Stormwater Management Fund (New for 2019): Includes financing of stormwater management and related services. The Stormwater Management Fund will be financed by the Borough’s new stormwater fee, which charges property owners based on the amount of impervious surface area on their property, as well as bond proceeds.
Solid Waste Fund: Includes trash and garbage removal for the Borough, its residents, and commercial establishments throughout Carlisle. Also pays for operation of the Borough’s compost facility. Sources of revenue for the Solid Waste Fund include the sale of Borough trash bags and recycling bins, as well as intergovernmental revenue.
Parking Fund: Includes the regulation and control of vehicle parking in a garage, various parking lots, and parking meters throughout the Borough. Sources of revenue include proceeds from parking meters, Borough-owned parking lots, and the Pomfret Street Parking Garage.
Q: What does “intergovernmental revenue” actually pay for?

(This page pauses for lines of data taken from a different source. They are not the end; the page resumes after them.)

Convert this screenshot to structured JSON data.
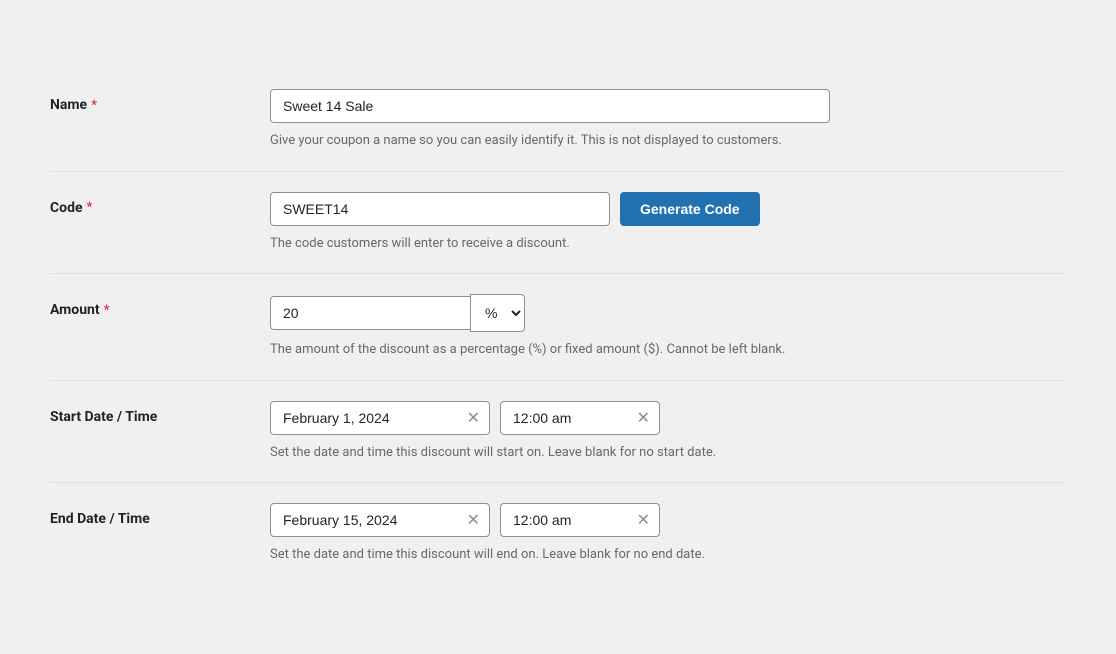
{
  "form": {
    "name": {
      "label": "Name",
      "required": true,
      "value": "Sweet 14 Sale",
      "help_text": "Give your coupon a name so you can easily identify it. This is not displayed to customers."
    },
    "code": {
      "label": "Code",
      "required": true,
      "value": "SWEET14",
      "help_text": "The code customers will enter to receive a discount.",
      "generate_button_label": "Generate Code"
    },
    "amount": {
      "label": "Amount",
      "required": true,
      "value": "20",
      "unit": "%",
      "help_text": "The amount of the discount as a percentage (%) or fixed amount ($). Cannot be left blank.",
      "options": [
        "%",
        "$"
      ]
    },
    "start_date": {
      "label": "Start Date / Time",
      "date_value": "February 1, 2024",
      "time_value": "12:00 am",
      "help_text": "Set the date and time this discount will start on. Leave blank for no start date."
    },
    "end_date": {
      "label": "End Date / Time",
      "date_value": "February 15, 2024",
      "time_value": "12:00 am",
      "help_text": "Set the date and time this discount will end on. Leave blank for no end date."
    }
  },
  "icons": {
    "clear": "✕",
    "chevron_down": "▾"
  }
}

A: The Borough receives highway aid fund money from the state. This money must be used for activities dealing with public streets, bridges, street signs, traffic signals, and street lighting. The Borough benefits from a state recycling grant as well that helps offset the cost of the recycling program. The Borough also receives money from the state for contribution to Borough pension plans. The Borough also qualifies to receive funding from the federal government in the form of the Community Development Block Grant (CDBG) program. CDBG money is used in low- to moderate-income areas to fight blight and improve the community.
Q: Why do you have a fund balance? Isn’t that extra money that the Borough could use instead of increasing taxes or fees?
A: It is Borough policy to maintain reserves based on a percentage of annual operating expenditures. The Borough aims to have a reserve of 25% for the General, Water, and Solid Waste Funds and a reserve of 50% for the Sewer and Parking Funds. This ensures the Borough has enough emergency reserves for any short-term risks or unexpected expenditures. This allows the Borough to handle an emergency without incurring unplanned debt, which could raise costs in the future.
Q: If the Borough is facing a deficit in the General Fund, can they borrow from one fund to another, rather than raise our taxes?
A: No. Each fund is a separate financial entity. Money can be transferred between funds to pay for shared services and resources, but money cannot be mixed between funds. For example, money from the stormwater fund could not be used to purchase a police vehicle. Each fund must be self-supporting.